Among the following entries, say how many lines contain the word "title"; the answer is a number and nothing else.
┌─ Extracted entries
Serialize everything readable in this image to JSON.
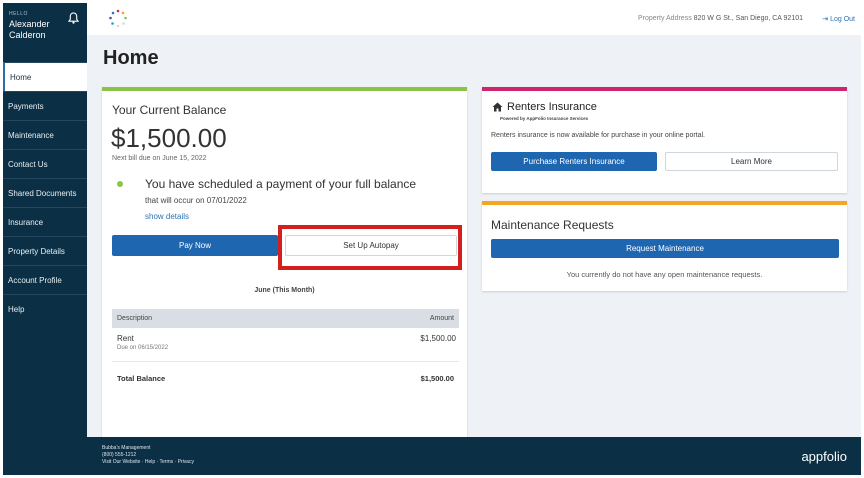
{
  "sidebar": {
    "hello": "HELLO",
    "user_name": "Alexander Calderon",
    "items": [
      {
        "label": "Home",
        "active": true
      },
      {
        "label": "Payments"
      },
      {
        "label": "Maintenance"
      },
      {
        "label": "Contact Us"
      },
      {
        "label": "Shared Documents"
      },
      {
        "label": "Insurance"
      },
      {
        "label": "Property Details"
      },
      {
        "label": "Account Profile"
      },
      {
        "label": "Help"
      }
    ]
  },
  "topbar": {
    "property_label": "Property Address",
    "property_address": "820 W G St., San Diego, CA 92101",
    "logout": "Log Out"
  },
  "page": {
    "title": "Home"
  },
  "balance": {
    "title": "Your Current Balance",
    "amount": "$1,500.00",
    "next_bill": "Next bill due on June 15, 2022",
    "scheduled_message": "You have scheduled a payment of your full balance",
    "scheduled_date": "that will occur on 07/01/2022",
    "show_details": "show details",
    "pay_now": "Pay Now",
    "setup_autopay": "Set Up Autopay",
    "month_label": "June (This Month)",
    "table": {
      "col_description": "Description",
      "col_amount": "Amount",
      "rows": [
        {
          "description": "Rent",
          "due": "Due on 06/15/2022",
          "amount": "$1,500.00"
        }
      ],
      "total_label": "Total Balance",
      "total_amount": "$1,500.00"
    }
  },
  "insurance": {
    "title": "Renters Insurance",
    "powered_by": "Powered by AppFolio Insurance Services",
    "description": "Renters insurance is now available for purchase in your online portal.",
    "purchase": "Purchase Renters Insurance",
    "learn_more": "Learn More"
  },
  "maintenance": {
    "title": "Maintenance Requests",
    "request_button": "Request Maintenance",
    "empty_message": "You currently do not have any open maintenance requests."
  },
  "footer": {
    "company": "Bubba's Management",
    "phone": "(800) 555-1212",
    "links": "Visit Our Website · Help · Terms · Privacy",
    "brand": "appfolio"
  },
  "colors": {
    "sidebar_bg": "#0b2f45",
    "primary_button": "#1f66b0",
    "balance_accent": "#8bc34a",
    "insurance_accent": "#d0246e",
    "maintenance_accent": "#f4a621",
    "highlight_box": "#d41f1f"
  }
}
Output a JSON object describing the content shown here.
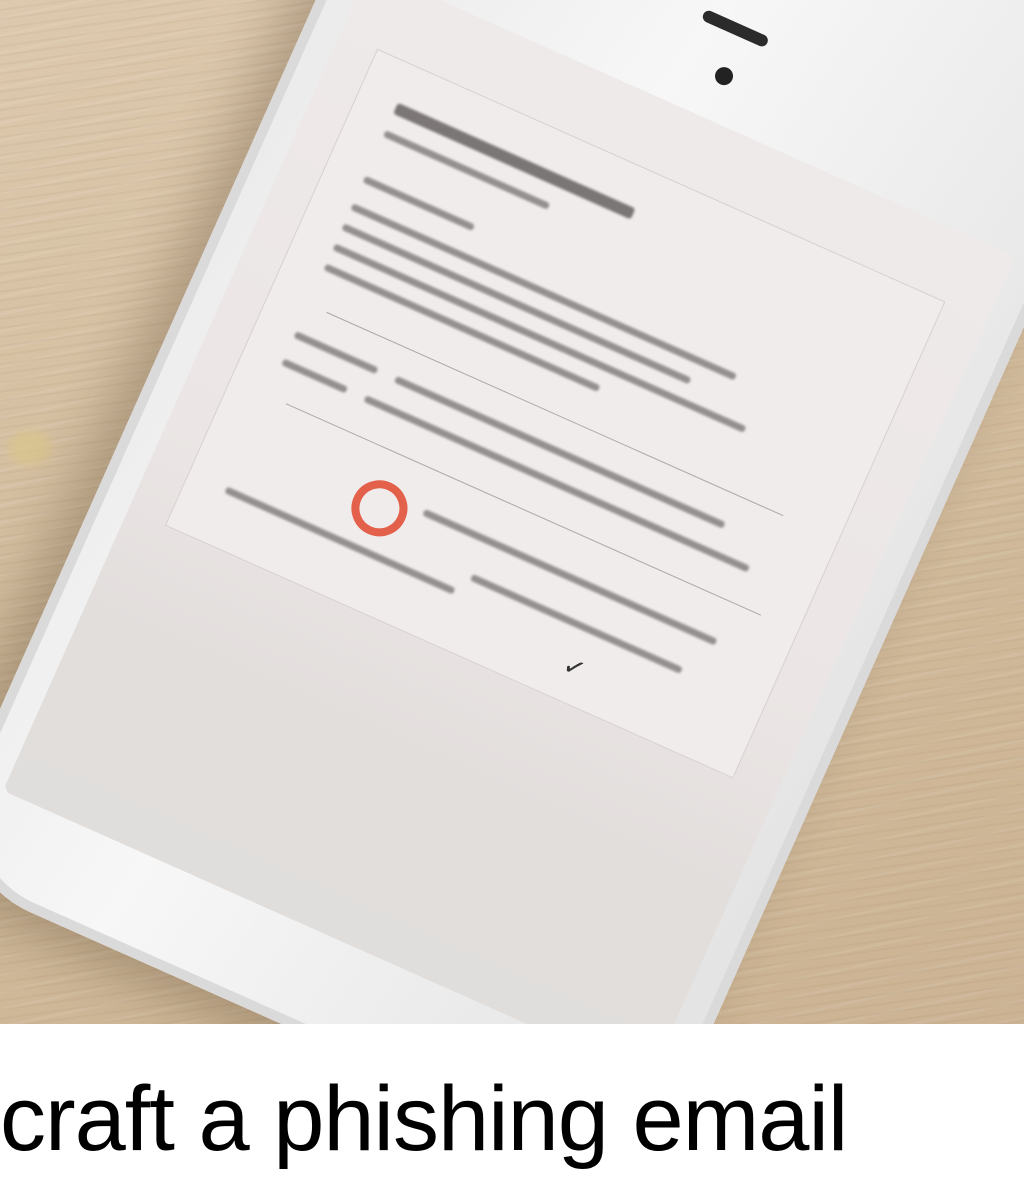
{
  "caption": "craft a phishing email",
  "icons": {
    "badge": "red-circle-logo-icon",
    "check": "checkmark-icon"
  },
  "colors": {
    "badge": "#e3604a",
    "caption": "#000000"
  },
  "symbols": {
    "check": "✓"
  }
}
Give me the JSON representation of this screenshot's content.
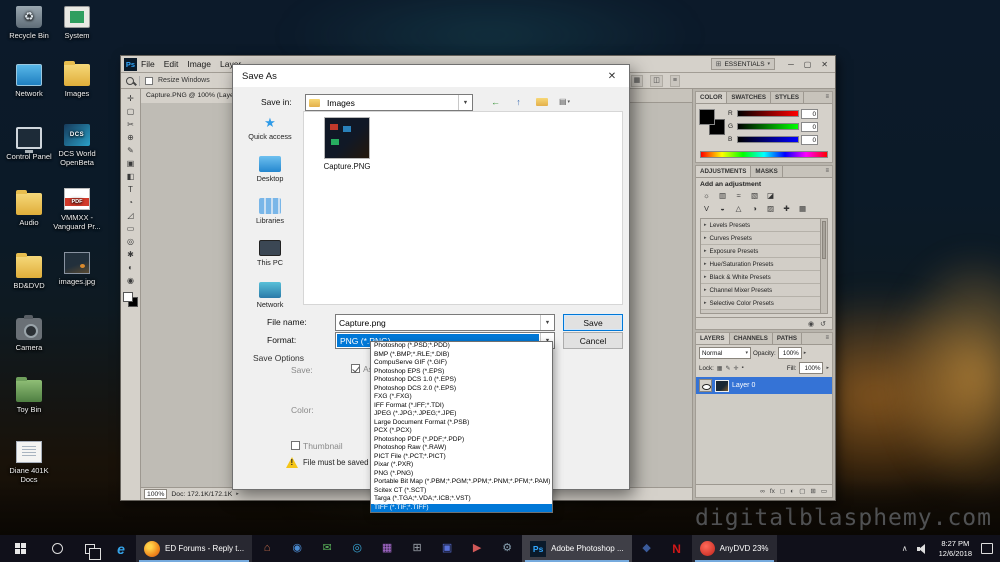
{
  "desktop": {
    "watermark": "digitalblasphemy.com",
    "icons": [
      {
        "label": "Recycle Bin",
        "type": "recycle"
      },
      {
        "label": "System",
        "type": "system"
      },
      {
        "label": "Network",
        "type": "network"
      },
      {
        "label": "Images",
        "type": "folder"
      },
      {
        "label": "Control Panel",
        "type": "monitor"
      },
      {
        "label": "DCS World OpenBeta",
        "type": "dcs"
      },
      {
        "label": "Audio",
        "type": "folder"
      },
      {
        "label": "VMMXX - Vanguard Pr...",
        "type": "pdf"
      },
      {
        "label": "BD&DVD",
        "type": "folder"
      },
      {
        "label": "images.jpg",
        "type": "image"
      },
      {
        "label": "Camera",
        "type": "camera"
      },
      {
        "label": "Toy Bin",
        "type": "greenfolder"
      },
      {
        "label": "Diane 401K Docs",
        "type": "docs"
      }
    ]
  },
  "photoshop": {
    "logo": "Ps",
    "menus": [
      "File",
      "Edit",
      "Image",
      "Layer"
    ],
    "workspace_label": "ESSENTIALS",
    "workspace_icon": "⊞",
    "window_controls": {
      "minimize": "─",
      "maximize": "▢",
      "close": "✕"
    },
    "panel_menu_icon": "≡",
    "options_bar": {
      "resize_label": "Resize Windows",
      "right_icons": [
        "▦",
        "◫",
        "≡"
      ]
    },
    "doc_tab": "Capture.PNG @ 100% (Layer 0",
    "tools": [
      "✛",
      "▢",
      "✂",
      "⊕",
      "✎",
      "▣",
      "◧",
      "T",
      "◔",
      "◿",
      "▭",
      "◎",
      "✱",
      "◐",
      "◉"
    ],
    "status": {
      "zoom": "100%",
      "doc": "Doc: 172.1K/172.1K"
    },
    "color_panel": {
      "tabs": [
        "COLOR",
        "SWATCHES",
        "STYLES"
      ],
      "channels": [
        {
          "label": "R",
          "value": "0"
        },
        {
          "label": "G",
          "value": "0"
        },
        {
          "label": "B",
          "value": "0"
        }
      ]
    },
    "adjustments_panel": {
      "tabs": [
        "ADJUSTMENTS",
        "MASKS"
      ],
      "heading": "Add an adjustment",
      "icons_row1": [
        "☼",
        "▥",
        "≈",
        "▧",
        "◪"
      ],
      "icons_row2": [
        "V",
        "◒",
        "△",
        "◑",
        "▨",
        "✚",
        "▦"
      ],
      "presets": [
        "Levels Presets",
        "Curves Presets",
        "Exposure Presets",
        "Hue/Saturation Presets",
        "Black & White Presets",
        "Channel Mixer Presets",
        "Selective Color Presets"
      ],
      "footer_icons": [
        "◉",
        "↺"
      ]
    },
    "layers_panel": {
      "tabs": [
        "LAYERS",
        "CHANNELS",
        "PATHS"
      ],
      "blend_mode": "Normal",
      "opacity_label": "Opacity:",
      "opacity_value": "100%",
      "lock_label": "Lock:",
      "lock_icons": [
        "▦",
        "✎",
        "✛",
        "▪"
      ],
      "fill_label": "Fill:",
      "fill_value": "100%",
      "layer_name": "Layer 0",
      "footer_icons": [
        "∞",
        "fx",
        "◻",
        "◐",
        "▢",
        "⊞",
        "▭"
      ]
    }
  },
  "save_dialog": {
    "title": "Save As",
    "close_icon": "✕",
    "save_in_label": "Save in:",
    "save_in_value": "Images",
    "nav_icons": {
      "back": "←",
      "up": "↑",
      "views": "▤",
      "views_caret": "▾"
    },
    "sidebar": [
      {
        "label": "Quick access",
        "type": "quick"
      },
      {
        "label": "Desktop",
        "type": "desktop"
      },
      {
        "label": "Libraries",
        "type": "libraries"
      },
      {
        "label": "This PC",
        "type": "pc"
      },
      {
        "label": "Network",
        "type": "network"
      }
    ],
    "file_item_label": "Capture.PNG",
    "file_name_label": "File name:",
    "file_name_value": "Capture.png",
    "format_label": "Format:",
    "format_value": "PNG (*.PNG)",
    "save_button": "Save",
    "cancel_button": "Cancel",
    "save_options_heading": "Save Options",
    "save_label": "Save:",
    "as_copy_label": "As a Copy",
    "color_label": "Color:",
    "thumbnail_label": "Thumbnail",
    "warning_text": "File must be saved as a copy with this selection.",
    "format_options": [
      "Photoshop (*.PSD;*.PDD)",
      "BMP (*.BMP;*.RLE;*.DIB)",
      "CompuServe GIF (*.GIF)",
      "Photoshop EPS (*.EPS)",
      "Photoshop DCS 1.0 (*.EPS)",
      "Photoshop DCS 2.0 (*.EPS)",
      "FXG (*.FXG)",
      "IFF Format (*.IFF;*.TDI)",
      "JPEG (*.JPG;*.JPEG;*.JPE)",
      "Large Document Format (*.PSB)",
      "PCX (*.PCX)",
      "Photoshop PDF (*.PDF;*.PDP)",
      "Photoshop Raw (*.RAW)",
      "PICT File (*.PCT;*.PICT)",
      "Pixar (*.PXR)",
      "PNG (*.PNG)",
      "Portable Bit Map (*.PBM;*.PGM;*.PPM;*.PNM;*.PFM;*.PAM)",
      "Scitex CT (*.SCT)",
      "Targa (*.TGA;*.VDA;*.ICB;*.VST)",
      "TIFF (*.TIF;*.TIFF)"
    ]
  },
  "taskbar": {
    "pinned_left": [
      {
        "type": "edge",
        "glyph": "e"
      }
    ],
    "firefox_button": {
      "label": "ED Forums - Reply t..."
    },
    "pinned_mid": [
      {
        "type": "home",
        "glyph": "⌂"
      },
      {
        "type": "disc",
        "glyph": "◉"
      },
      {
        "type": "mail",
        "glyph": "✉"
      },
      {
        "type": "compass",
        "glyph": "◎"
      },
      {
        "type": "store",
        "glyph": "▦"
      },
      {
        "type": "calc",
        "glyph": "⊞"
      },
      {
        "type": "photos",
        "glyph": "▣"
      },
      {
        "type": "media",
        "glyph": "▶"
      },
      {
        "type": "wrench",
        "glyph": "⚙"
      }
    ],
    "photoshop_button": {
      "icon": "Ps",
      "label": "Adobe Photoshop ..."
    },
    "pinned_right": [
      {
        "type": "navy",
        "glyph": "◆"
      },
      {
        "type": "netflix",
        "glyph": "N"
      }
    ],
    "anydvd_button": {
      "label": "AnyDVD 23%"
    },
    "tray": {
      "hidden_icons": "∧",
      "time": "8:27 PM",
      "date": "12/6/2018"
    }
  }
}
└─
§ Output of the task
5